Component data from apps and pages:
####################

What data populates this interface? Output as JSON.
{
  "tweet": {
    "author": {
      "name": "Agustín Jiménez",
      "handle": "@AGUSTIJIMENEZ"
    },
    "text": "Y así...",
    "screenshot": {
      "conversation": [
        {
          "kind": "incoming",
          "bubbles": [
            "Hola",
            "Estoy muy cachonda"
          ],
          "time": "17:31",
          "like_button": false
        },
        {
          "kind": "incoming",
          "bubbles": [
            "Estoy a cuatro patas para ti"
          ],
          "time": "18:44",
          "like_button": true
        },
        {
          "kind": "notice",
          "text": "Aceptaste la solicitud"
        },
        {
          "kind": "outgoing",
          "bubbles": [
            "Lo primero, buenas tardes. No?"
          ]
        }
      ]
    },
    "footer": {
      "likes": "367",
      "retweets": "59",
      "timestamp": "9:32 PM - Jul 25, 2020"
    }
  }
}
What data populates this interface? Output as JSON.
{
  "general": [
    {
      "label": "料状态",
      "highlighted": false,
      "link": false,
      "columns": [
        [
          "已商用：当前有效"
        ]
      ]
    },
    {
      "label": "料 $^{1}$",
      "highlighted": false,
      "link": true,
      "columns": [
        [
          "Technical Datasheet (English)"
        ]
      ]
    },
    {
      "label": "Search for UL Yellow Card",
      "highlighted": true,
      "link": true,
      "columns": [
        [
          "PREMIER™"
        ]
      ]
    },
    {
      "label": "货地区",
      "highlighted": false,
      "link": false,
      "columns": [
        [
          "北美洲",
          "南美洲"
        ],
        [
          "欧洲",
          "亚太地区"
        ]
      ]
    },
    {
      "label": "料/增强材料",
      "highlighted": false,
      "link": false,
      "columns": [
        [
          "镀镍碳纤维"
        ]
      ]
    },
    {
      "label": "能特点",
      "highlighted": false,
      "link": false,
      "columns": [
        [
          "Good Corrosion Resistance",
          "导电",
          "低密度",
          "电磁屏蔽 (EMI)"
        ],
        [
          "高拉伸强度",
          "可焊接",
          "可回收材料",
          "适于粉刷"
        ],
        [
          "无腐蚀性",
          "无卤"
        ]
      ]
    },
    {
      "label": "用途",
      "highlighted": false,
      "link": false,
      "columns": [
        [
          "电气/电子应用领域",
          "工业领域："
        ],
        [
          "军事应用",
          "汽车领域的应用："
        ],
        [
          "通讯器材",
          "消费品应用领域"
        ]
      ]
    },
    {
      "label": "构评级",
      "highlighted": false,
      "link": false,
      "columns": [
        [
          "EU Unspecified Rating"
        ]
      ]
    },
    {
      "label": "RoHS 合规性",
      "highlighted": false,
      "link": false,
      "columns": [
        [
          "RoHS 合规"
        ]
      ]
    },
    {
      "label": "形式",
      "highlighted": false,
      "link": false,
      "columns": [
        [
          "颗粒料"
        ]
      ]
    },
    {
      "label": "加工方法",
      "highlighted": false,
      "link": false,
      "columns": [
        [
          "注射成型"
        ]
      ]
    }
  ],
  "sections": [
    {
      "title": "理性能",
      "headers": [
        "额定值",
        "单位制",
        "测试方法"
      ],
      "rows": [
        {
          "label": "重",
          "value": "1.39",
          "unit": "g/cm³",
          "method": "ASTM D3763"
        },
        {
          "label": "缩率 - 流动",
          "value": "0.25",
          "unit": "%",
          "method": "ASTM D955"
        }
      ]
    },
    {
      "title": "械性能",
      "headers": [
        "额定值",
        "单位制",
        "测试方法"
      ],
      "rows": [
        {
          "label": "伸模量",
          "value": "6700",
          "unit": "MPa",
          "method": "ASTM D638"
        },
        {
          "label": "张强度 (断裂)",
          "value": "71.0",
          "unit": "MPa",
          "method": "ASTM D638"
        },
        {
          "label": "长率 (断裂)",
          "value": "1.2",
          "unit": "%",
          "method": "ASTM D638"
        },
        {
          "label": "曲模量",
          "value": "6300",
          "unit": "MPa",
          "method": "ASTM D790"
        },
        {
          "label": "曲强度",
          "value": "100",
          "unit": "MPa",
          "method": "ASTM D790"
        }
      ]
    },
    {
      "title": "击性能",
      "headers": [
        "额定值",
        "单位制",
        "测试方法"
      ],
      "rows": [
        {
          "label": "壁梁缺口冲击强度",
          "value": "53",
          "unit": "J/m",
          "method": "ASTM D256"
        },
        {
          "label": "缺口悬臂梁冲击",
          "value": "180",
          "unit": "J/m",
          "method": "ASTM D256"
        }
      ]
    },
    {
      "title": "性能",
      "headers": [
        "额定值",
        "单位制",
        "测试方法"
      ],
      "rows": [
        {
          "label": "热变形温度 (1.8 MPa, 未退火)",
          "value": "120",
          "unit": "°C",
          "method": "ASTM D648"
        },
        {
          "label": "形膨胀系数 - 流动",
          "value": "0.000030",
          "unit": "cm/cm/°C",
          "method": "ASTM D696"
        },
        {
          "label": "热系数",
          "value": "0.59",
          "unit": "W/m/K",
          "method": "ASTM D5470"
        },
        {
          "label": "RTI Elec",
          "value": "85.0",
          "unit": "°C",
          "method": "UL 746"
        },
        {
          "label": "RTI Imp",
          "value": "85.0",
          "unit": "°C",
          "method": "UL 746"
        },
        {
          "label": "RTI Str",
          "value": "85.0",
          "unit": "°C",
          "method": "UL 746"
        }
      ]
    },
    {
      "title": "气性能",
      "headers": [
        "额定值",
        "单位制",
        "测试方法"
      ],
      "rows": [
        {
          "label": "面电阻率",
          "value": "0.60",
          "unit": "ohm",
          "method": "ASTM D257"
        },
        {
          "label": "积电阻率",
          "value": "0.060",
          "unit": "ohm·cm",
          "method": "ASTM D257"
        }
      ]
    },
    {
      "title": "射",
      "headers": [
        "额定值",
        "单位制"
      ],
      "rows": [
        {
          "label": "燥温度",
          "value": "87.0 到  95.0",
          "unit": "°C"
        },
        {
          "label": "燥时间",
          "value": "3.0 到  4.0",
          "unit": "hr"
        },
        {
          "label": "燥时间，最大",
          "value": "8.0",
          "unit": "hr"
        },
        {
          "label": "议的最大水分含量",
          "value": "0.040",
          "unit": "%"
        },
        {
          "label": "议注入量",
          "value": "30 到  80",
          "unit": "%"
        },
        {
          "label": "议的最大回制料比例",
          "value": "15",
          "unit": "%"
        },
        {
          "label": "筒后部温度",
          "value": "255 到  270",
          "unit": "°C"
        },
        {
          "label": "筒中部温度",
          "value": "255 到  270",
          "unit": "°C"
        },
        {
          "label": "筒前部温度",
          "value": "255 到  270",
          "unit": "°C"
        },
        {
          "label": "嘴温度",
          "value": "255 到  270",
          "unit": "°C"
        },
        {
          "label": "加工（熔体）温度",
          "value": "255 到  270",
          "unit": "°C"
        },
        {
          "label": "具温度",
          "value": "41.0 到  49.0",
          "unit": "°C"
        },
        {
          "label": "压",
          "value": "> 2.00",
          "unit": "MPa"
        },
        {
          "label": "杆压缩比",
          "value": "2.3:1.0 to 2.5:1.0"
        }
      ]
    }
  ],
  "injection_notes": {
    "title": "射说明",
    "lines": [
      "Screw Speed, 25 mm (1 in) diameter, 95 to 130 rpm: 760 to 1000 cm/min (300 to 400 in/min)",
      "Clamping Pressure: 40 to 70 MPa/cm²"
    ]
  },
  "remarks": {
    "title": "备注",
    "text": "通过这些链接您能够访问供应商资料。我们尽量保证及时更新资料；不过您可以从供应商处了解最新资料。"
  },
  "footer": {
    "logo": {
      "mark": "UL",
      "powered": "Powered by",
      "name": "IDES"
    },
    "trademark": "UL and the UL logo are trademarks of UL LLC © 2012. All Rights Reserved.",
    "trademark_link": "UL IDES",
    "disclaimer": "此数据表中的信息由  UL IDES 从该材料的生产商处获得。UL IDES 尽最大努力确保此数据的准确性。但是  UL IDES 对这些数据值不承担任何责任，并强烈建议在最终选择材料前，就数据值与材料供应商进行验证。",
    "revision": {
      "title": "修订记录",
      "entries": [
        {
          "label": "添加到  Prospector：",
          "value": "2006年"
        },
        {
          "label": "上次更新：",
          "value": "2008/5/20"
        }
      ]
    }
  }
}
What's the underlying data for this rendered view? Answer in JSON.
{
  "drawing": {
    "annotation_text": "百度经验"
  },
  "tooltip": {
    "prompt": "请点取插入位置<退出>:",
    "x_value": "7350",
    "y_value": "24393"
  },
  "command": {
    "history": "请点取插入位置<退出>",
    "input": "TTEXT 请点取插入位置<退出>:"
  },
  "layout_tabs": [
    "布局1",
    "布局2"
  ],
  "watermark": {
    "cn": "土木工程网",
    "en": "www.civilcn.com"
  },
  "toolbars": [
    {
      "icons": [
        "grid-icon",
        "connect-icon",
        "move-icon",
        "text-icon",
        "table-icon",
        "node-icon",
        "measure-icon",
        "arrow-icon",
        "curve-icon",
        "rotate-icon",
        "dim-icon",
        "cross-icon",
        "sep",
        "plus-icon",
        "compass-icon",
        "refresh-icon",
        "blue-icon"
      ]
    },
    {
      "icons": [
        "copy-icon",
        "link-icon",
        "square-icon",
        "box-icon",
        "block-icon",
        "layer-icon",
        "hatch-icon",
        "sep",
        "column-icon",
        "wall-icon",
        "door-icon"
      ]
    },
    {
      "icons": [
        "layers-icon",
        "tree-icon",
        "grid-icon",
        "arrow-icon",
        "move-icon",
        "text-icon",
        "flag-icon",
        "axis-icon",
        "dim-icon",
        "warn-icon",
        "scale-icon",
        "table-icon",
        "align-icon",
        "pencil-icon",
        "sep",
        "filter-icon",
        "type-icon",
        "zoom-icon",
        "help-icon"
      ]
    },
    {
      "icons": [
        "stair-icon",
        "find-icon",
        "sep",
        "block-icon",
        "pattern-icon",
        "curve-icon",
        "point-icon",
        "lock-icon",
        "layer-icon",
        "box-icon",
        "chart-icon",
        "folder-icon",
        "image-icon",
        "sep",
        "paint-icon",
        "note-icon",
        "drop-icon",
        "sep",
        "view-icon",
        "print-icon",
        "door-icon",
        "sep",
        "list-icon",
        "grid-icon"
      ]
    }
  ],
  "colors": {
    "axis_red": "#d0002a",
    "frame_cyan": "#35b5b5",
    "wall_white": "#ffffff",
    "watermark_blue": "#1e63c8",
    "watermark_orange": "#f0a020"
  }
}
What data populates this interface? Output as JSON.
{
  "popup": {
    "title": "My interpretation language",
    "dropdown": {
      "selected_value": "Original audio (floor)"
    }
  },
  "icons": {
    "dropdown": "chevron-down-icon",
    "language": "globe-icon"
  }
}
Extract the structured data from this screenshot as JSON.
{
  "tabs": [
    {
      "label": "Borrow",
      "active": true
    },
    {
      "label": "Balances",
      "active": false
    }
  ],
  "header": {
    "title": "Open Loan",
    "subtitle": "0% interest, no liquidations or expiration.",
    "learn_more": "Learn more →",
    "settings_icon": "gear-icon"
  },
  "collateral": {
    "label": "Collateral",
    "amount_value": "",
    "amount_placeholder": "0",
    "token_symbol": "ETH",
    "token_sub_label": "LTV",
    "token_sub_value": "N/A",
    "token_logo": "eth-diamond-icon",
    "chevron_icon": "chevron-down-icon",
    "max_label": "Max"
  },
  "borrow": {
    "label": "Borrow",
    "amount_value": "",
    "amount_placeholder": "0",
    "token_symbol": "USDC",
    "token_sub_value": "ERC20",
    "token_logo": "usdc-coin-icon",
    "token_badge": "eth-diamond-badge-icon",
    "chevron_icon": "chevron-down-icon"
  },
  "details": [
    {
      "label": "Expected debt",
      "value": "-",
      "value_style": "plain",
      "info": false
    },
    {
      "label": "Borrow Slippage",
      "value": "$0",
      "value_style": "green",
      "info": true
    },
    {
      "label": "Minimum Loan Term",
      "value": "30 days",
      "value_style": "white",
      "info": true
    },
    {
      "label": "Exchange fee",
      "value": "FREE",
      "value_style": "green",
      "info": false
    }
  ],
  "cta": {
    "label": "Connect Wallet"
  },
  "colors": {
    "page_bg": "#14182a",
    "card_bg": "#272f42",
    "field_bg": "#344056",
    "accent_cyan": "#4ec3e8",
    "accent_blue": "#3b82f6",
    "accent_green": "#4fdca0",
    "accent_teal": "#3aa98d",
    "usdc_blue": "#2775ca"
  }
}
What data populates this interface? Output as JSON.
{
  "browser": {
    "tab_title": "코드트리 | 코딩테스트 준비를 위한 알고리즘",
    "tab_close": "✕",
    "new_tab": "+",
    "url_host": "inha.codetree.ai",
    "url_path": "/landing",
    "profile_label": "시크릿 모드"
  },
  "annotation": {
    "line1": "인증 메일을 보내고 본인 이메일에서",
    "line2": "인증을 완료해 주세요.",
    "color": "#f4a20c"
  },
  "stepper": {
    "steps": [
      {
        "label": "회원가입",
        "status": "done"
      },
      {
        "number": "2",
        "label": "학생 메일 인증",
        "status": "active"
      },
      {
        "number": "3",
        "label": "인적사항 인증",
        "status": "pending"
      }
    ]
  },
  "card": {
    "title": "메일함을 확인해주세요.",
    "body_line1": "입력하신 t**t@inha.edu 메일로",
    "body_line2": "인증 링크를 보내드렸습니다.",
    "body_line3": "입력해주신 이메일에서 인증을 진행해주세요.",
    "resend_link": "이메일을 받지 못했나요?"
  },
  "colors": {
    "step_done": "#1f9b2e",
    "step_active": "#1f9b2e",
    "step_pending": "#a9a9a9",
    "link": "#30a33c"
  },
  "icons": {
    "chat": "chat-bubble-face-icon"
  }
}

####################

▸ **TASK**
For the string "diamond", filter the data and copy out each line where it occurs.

▸ **SOLVED PROBLEM**
    "token_logo": "eth-diamond-icon",
    "token_badge": "eth-diamond-badge-icon",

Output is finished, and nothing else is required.